◆ Exercise description
Pictures aside, restate the records below exactly as written.

Records excerpted from a collection
━━━━━━━━━━━━━━━━━━━━

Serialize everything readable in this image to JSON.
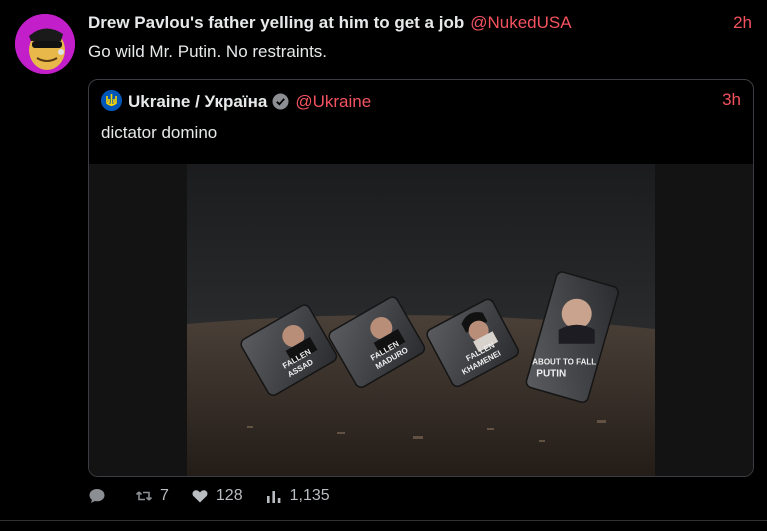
{
  "post": {
    "author": "Drew Pavlou's father yelling at him to get a job",
    "handle": "@NukedUSA",
    "time": "2h",
    "text": "Go wild Mr. Putin. No restraints.",
    "avatar_icon": "cartoon-face-avatar"
  },
  "quote": {
    "author": "Ukraine / Україна",
    "handle": "@Ukraine",
    "time": "3h",
    "text": "dictator domino",
    "verified_icon": "verified-badge-icon",
    "media": {
      "tiles": [
        {
          "line1": "FALLEN",
          "line2": "ASSAD"
        },
        {
          "line1": "FALLEN",
          "line2": "MADURO"
        },
        {
          "line1": "FALLEN",
          "line2": "KHAMENEI"
        },
        {
          "line1": "ABOUT TO FALL",
          "line2": "PUTIN"
        }
      ]
    }
  },
  "actions": {
    "reply_icon": "comment-icon",
    "retweet_count": "7",
    "like_count": "128",
    "views_count": "1,135"
  },
  "colors": {
    "accent": "#f4525f",
    "background": "#000000",
    "text": "#e7e9ea",
    "muted": "#8b8e93"
  }
}
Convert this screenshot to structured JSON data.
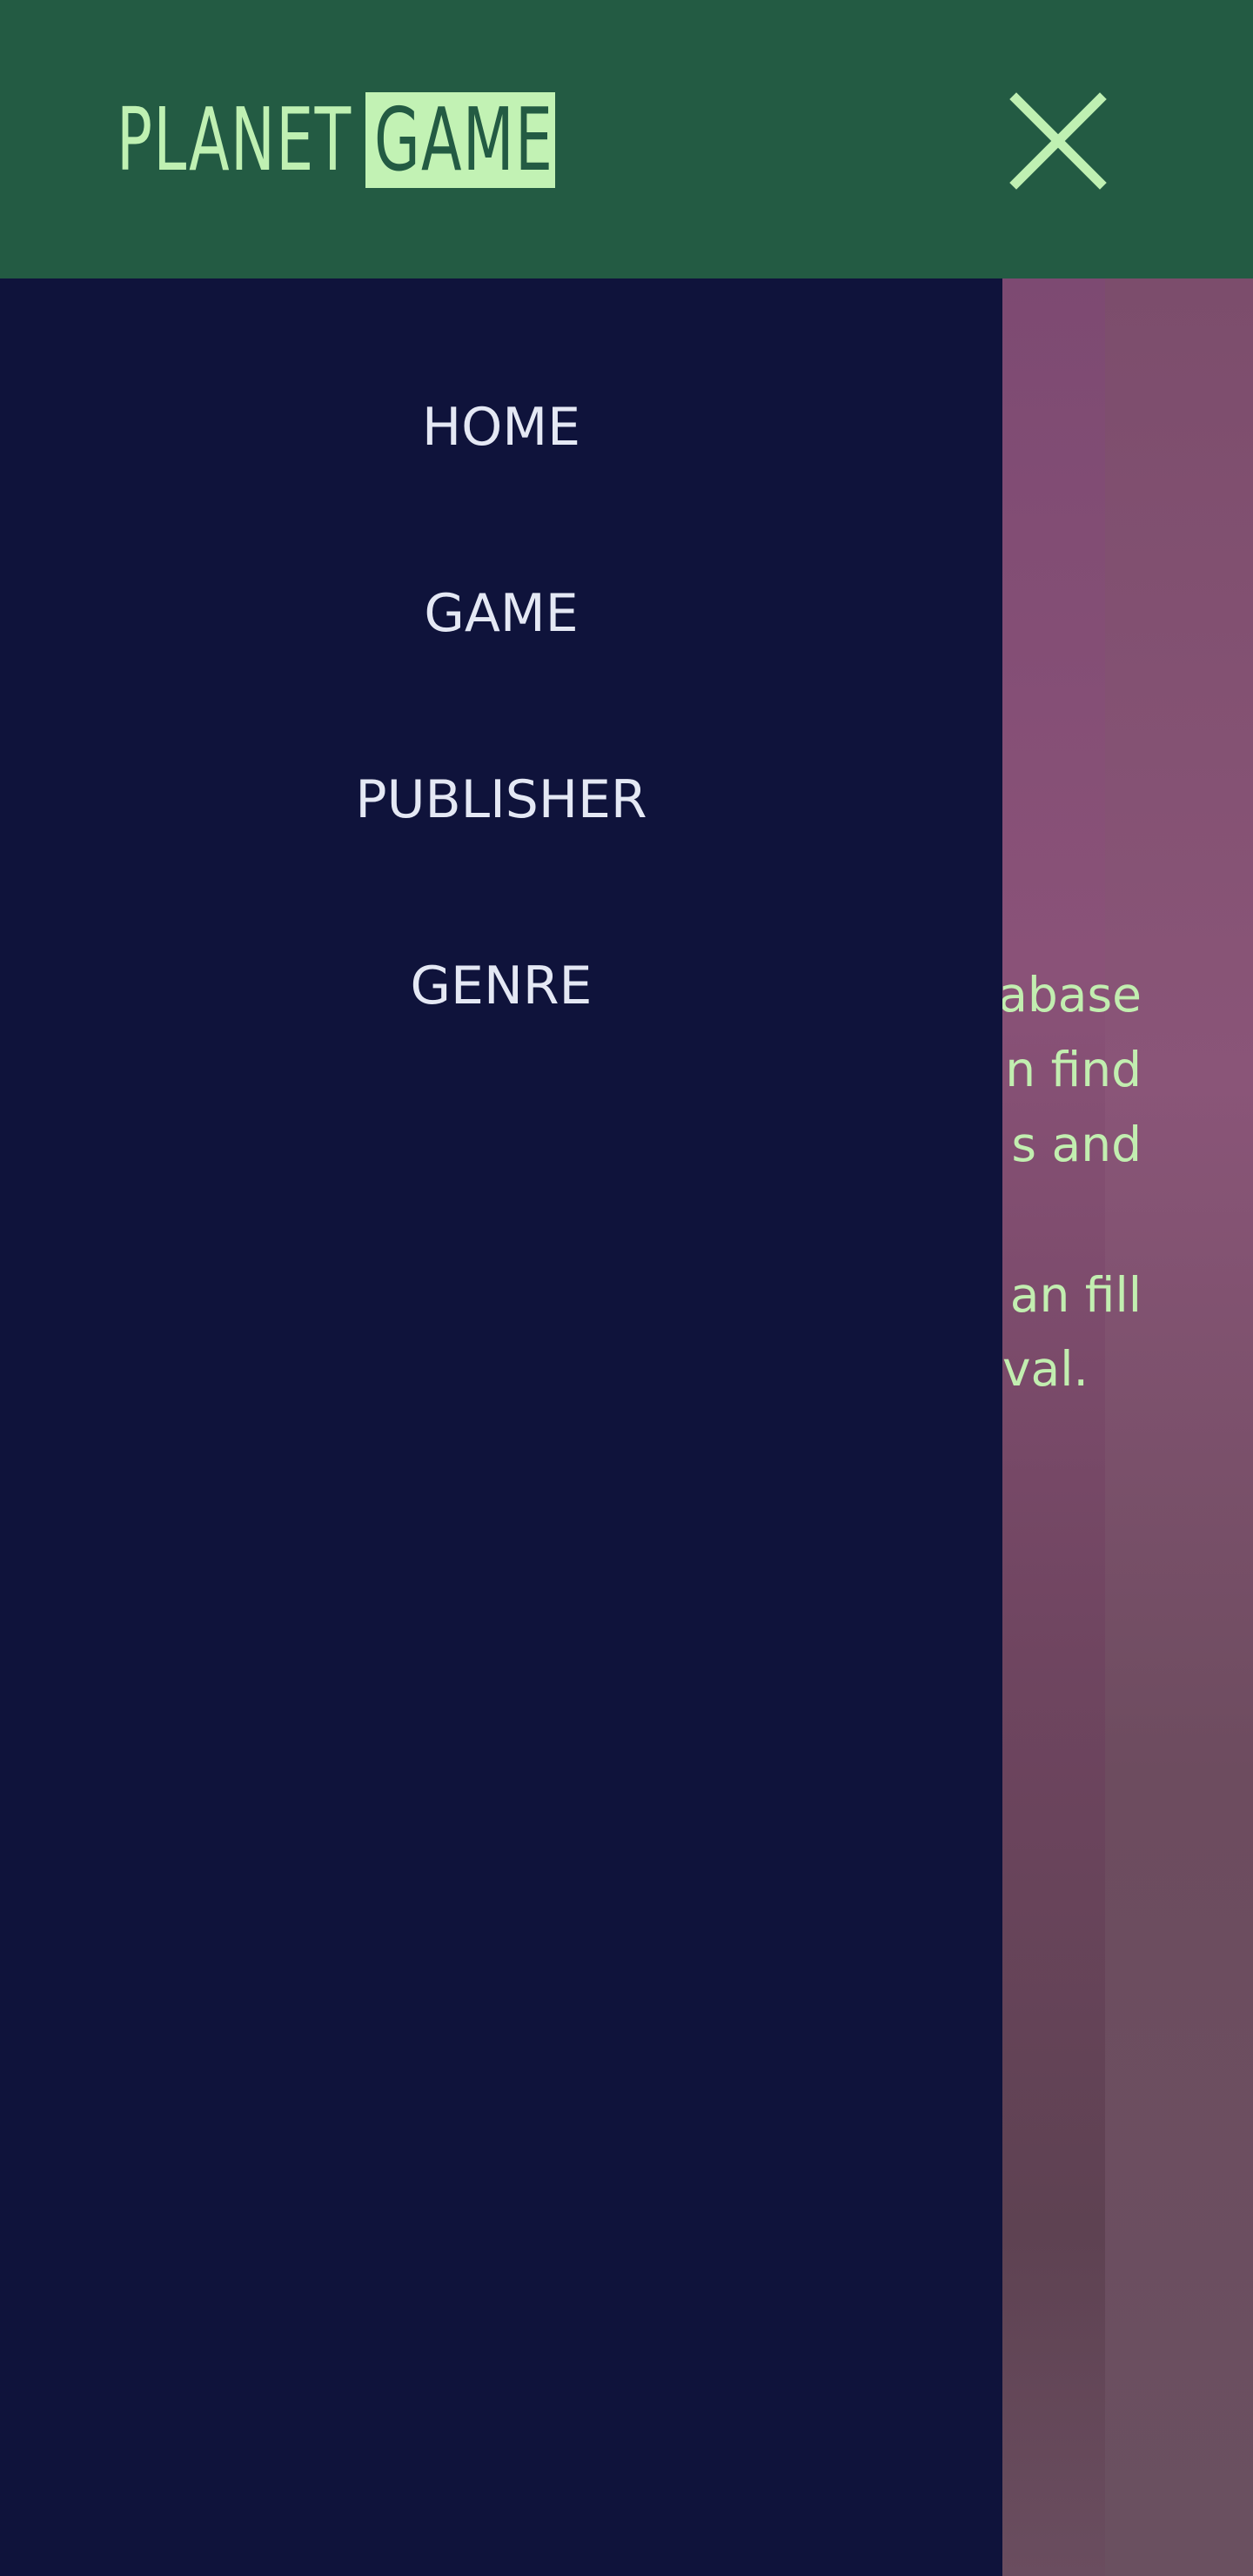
{
  "header": {
    "logo_part_1": "PLANET",
    "logo_part_2": "GAME",
    "close_icon": "close-icon"
  },
  "nav": {
    "items": [
      {
        "label": "HOME"
      },
      {
        "label": "GAME"
      },
      {
        "label": "PUBLISHER"
      },
      {
        "label": "GENRE"
      }
    ]
  },
  "background": {
    "intro_lines": [
      "abase",
      "n find",
      "s and",
      "an fill",
      "val."
    ]
  },
  "colors": {
    "header_bg": "#235b43",
    "accent_green": "#bff0b2",
    "drawer_bg": "#0f133b",
    "nav_text": "#e4e8f4"
  }
}
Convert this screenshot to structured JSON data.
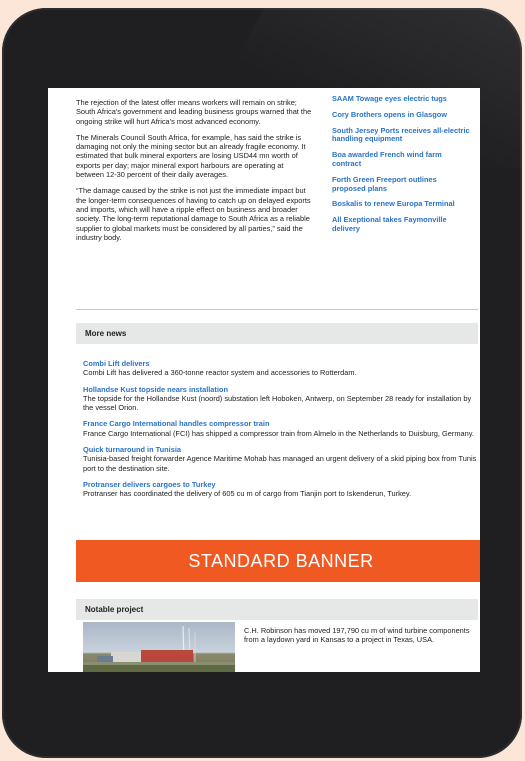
{
  "article": {
    "paragraphs": [
      "The rejection of the latest offer means workers will remain on strike; South Africa's government and leading business groups warned that the ongoing strike will hurt Africa's most advanced economy.",
      "The Minerals Council South Africa, for example, has said the strike is damaging not only the mining sector but an already fragile economy. It estimated that bulk mineral exporters are losing USD44 mn worth of exports per day; major mineral export harbours are operating at between 12-30 percent of their daily averages.",
      "“The damage caused by the strike is not just the immediate impact but the longer-term consequences of having to catch up on delayed exports and imports, which will have a ripple effect on business and broader society. The long-term reputational damage to South Africa as a reliable supplier to global markets must be considered by all parties,” said the industry body."
    ]
  },
  "related": [
    "SAAM Towage eyes electric tugs",
    "Cory Brothers opens in Glasgow",
    "South Jersey Ports receives all-electric handling equipment",
    "Boa awarded French wind farm contract",
    "Forth Green Freeport outlines proposed plans",
    "Boskalis to renew Europa Terminal",
    "All Exeptional takes Faymonville delivery"
  ],
  "more_news": {
    "heading": "More news",
    "items": [
      {
        "title": "Combi Lift delivers",
        "body": "Combi Lift has delivered a 360-tonne reactor system and accessories to Rotterdam."
      },
      {
        "title": "Hollandse Kust topside nears installation",
        "body": "The topside for the Hollandse Kust (noord) substation left Hoboken, Antwerp, on September 28 ready for installation by the vessel Orion."
      },
      {
        "title": "France Cargo International handles compressor train",
        "body": "France Cargo International (FCI) has shipped a compressor train from Almelo in the Netherlands to Duisburg, Germany."
      },
      {
        "title": "Quick turnaround in Tunisia",
        "body": "Tunisia-based freight forwarder Agence Maritime Mohab has managed an urgent delivery of a skid piping box from Tunis port to the destination site."
      },
      {
        "title": "Protranser delivers cargoes to Turkey",
        "body": "Protranser has coordinated the delivery of 605 cu m of cargo from Tianjin port to Iskenderun, Turkey."
      }
    ]
  },
  "banner": {
    "label": "STANDARD BANNER",
    "color": "#f05a22"
  },
  "notable": {
    "heading": "Notable project",
    "text": "C.H. Robinson has moved 197,790 cu m of wind turbine components from a laydown yard in Kansas to a project in Texas, USA."
  },
  "colors": {
    "link": "#2a73c7",
    "background": "#fbe6d8",
    "device": "#1f1f21"
  }
}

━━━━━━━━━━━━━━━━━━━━

◆ Answer box
Serialize everything readable in this image to JSON.
{
  "post": {
    "author": "Drew Pavlou's father yelling at him to get a job",
    "handle": "@NukedUSA",
    "time": "2h",
    "text": "Go wild Mr. Putin. No restraints.",
    "avatar_icon": "cartoon-face-avatar"
  },
  "quote": {
    "author": "Ukraine / Україна",
    "handle": "@Ukraine",
    "time": "3h",
    "text": "dictator domino",
    "verified_icon": "verified-badge-icon",
    "media": {
      "tiles": [
        {
          "line1": "FALLEN",
          "line2": "ASSAD"
        },
        {
          "line1": "FALLEN",
          "line2": "MADURO"
        },
        {
          "line1": "FALLEN",
          "line2": "KHAMENEI"
        },
        {
          "line1": "ABOUT TO FALL",
          "line2": "PUTIN"
        }
      ]
    }
  },
  "actions": {
    "reply_icon": "comment-icon",
    "retweet_count": "7",
    "like_count": "128",
    "views_count": "1,135"
  },
  "colors": {
    "accent": "#f4525f",
    "background": "#000000",
    "text": "#e7e9ea",
    "muted": "#8b8e93"
  }
}
Convert this screenshot to structured JSON data.
{
  "header": {
    "logo_part_1": "PLANET",
    "logo_part_2": "GAME",
    "close_icon": "close-icon"
  },
  "nav": {
    "items": [
      {
        "label": "HOME"
      },
      {
        "label": "GAME"
      },
      {
        "label": "PUBLISHER"
      },
      {
        "label": "GENRE"
      }
    ]
  },
  "background": {
    "intro_lines": [
      "abase",
      "n find",
      "s and",
      "an fill",
      "val."
    ]
  },
  "colors": {
    "header_bg": "#235b43",
    "accent_green": "#bff0b2",
    "drawer_bg": "#0f133b",
    "nav_text": "#e4e8f4"
  }
}
Convert this screenshot to structured JSON data.
{
  "article": {
    "paragraphs": [
      "The rejection of the latest offer means workers will remain on strike; South Africa's government and leading business groups warned that the ongoing strike will hurt Africa's most advanced economy.",
      "The Minerals Council South Africa, for example, has said the strike is damaging not only the mining sector but an already fragile economy. It estimated that bulk mineral exporters are losing USD44 mn worth of exports per day; major mineral export harbours are operating at between 12-30 percent of their daily averages.",
      "“The damage caused by the strike is not just the immediate impact but the longer-term consequences of having to catch up on delayed exports and imports, which will have a ripple effect on business and broader society. The long-term reputational damage to South Africa as a reliable supplier to global markets must be considered by all parties,” said the industry body."
    ]
  },
  "related": [
    "SAAM Towage eyes electric tugs",
    "Cory Brothers opens in Glasgow",
    "South Jersey Ports receives all-electric handling equipment",
    "Boa awarded French wind farm contract",
    "Forth Green Freeport outlines proposed plans",
    "Boskalis to renew Europa Terminal",
    "All Exeptional takes Faymonville delivery"
  ],
  "more_news": {
    "heading": "More news",
    "items": [
      {
        "title": "Combi Lift delivers",
        "body": "Combi Lift has delivered a 360-tonne reactor system and accessories to Rotterdam."
      },
      {
        "title": "Hollandse Kust topside nears installation",
        "body": "The topside for the Hollandse Kust (noord) substation left Hoboken, Antwerp, on September 28 ready for installation by the vessel Orion."
      },
      {
        "title": "France Cargo International handles compressor train",
        "body": "France Cargo International (FCI) has shipped a compressor train from Almelo in the Netherlands to Duisburg, Germany."
      },
      {
        "title": "Quick turnaround in Tunisia",
        "body": "Tunisia-based freight forwarder Agence Maritime Mohab has managed an urgent delivery of a skid piping box from Tunis port to the destination site."
      },
      {
        "title": "Protranser delivers cargoes to Turkey",
        "body": "Protranser has coordinated the delivery of 605 cu m of cargo from Tianjin port to Iskenderun, Turkey."
      }
    ]
  },
  "banner": {
    "label": "STANDARD BANNER",
    "color": "#f05a22"
  },
  "notable": {
    "heading": "Notable project",
    "text": "C.H. Robinson has moved 197,790 cu m of wind turbine components from a laydown yard in Kansas to a project in Texas, USA."
  },
  "colors": {
    "link": "#2a73c7",
    "background": "#fbe6d8",
    "device": "#1f1f21"
  }
}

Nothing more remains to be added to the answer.